The Arctic is warming faster than any other part of the planet.
As the permafrost thaws and the tundra burns, it is releasing powerful greenhouse gases that further accelerate warming.
Since the permafrost holds three times as much carbon as all the world’s forests combined, what’s happening in the Arctic is one of the most important aspects of climate change. It’s also one of the least understood.
For more than a decade, scientists from Woods Hole Research Center have been bringing college students to the remote Arctic to not only learn about Arctic change, but actively participate in climate research.
The experience has changed many students’ careers and lives. And many of those students have changed the course of research by introducing original questions and making unexpected discoveries. It’s called the Polaris Project, and a new book tells its story.
The Big Thaw: Ancient Carbon, Modern Science, and a Race to Save the World features the photography of Chris Linder.
In the photos, we see methane bubbles coming up through a lake; trees falling over when the ground beneath them has collapsed; layers of the ground with big wedges of ice through them, and tiny, delicate flowers.
“A lot of times I'm on my hands and knees, in the mud, in the dirt, looking at the really small parts of the landscape that you could just walk right by,” Linder told Living Lab Radio.
“You have these beautiful flowers that are only inches high. And if you're looking at them from a distance, all you see is these muted colors and rolling hills.”
Linder said he wishes everyone could spend time with climate scientists to get to know them better.
“Unfortunately, I feel like lately, in the last decade or two decades, people have lost trust or faith in science and scientific reasoning and the results that are communicated,” he said.
“But if people went in the field…I think that they would change their minds. You have to know these people. You have to go in the field with them to appreciate just how passionate they are about the work that they're doing…and the pressure that's placed on them to find these answers.”
The students are the ones who seem to have the most hope for the future, Linder said.

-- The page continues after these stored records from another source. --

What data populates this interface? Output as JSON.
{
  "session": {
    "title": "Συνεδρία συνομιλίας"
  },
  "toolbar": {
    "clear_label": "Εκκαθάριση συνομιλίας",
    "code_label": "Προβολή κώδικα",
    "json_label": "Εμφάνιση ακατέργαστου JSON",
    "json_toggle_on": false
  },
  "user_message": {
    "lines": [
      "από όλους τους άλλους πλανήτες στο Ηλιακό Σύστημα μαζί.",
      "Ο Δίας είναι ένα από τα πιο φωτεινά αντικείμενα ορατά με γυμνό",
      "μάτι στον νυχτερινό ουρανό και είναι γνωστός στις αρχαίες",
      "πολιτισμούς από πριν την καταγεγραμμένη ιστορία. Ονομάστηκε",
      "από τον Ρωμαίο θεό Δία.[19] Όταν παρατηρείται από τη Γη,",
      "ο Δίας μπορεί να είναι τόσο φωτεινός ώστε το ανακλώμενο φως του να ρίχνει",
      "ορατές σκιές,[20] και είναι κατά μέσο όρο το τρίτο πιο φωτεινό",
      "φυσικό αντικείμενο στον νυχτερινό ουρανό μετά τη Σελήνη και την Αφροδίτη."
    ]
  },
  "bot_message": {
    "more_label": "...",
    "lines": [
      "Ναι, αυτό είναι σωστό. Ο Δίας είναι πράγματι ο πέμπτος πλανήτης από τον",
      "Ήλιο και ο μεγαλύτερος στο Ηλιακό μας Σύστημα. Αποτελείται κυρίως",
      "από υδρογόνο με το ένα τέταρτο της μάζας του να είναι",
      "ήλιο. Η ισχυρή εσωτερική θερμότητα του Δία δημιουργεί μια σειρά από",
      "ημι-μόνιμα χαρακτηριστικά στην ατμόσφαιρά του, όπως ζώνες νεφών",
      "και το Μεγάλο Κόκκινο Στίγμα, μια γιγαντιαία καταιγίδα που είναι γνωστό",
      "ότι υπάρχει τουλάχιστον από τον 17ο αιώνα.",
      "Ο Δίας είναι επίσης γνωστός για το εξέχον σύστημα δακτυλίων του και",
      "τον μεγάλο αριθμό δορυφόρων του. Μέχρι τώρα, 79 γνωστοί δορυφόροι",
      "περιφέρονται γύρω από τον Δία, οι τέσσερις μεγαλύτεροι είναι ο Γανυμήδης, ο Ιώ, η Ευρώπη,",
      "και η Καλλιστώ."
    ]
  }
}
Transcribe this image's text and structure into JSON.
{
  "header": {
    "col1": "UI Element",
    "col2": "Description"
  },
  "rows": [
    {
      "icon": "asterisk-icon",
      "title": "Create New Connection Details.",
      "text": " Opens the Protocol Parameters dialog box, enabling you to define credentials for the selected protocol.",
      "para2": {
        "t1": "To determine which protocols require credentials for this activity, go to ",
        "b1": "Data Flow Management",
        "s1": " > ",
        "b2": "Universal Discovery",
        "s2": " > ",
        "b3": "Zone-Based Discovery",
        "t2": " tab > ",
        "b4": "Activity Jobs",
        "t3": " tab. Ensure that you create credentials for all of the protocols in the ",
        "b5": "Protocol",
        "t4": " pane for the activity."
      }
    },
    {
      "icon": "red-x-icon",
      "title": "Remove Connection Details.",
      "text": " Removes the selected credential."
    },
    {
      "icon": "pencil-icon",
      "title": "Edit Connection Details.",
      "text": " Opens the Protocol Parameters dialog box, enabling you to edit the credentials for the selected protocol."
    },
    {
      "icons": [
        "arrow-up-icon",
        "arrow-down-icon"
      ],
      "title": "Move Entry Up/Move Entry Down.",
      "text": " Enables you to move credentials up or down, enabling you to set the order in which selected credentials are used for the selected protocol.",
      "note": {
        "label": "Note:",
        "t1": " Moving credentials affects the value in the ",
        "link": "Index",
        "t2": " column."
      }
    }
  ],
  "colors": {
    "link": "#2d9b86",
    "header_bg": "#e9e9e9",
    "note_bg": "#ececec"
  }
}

“Almost universally, the younger students did not seem affected by the climate change malaise or any kind of depression or overwhelming feeling of dread,” he said. “What I got from them was, ‘This is my chance to make a new understanding of this…we are going to drive solutions, we're going to drive understanding.’ And that's really exciting.”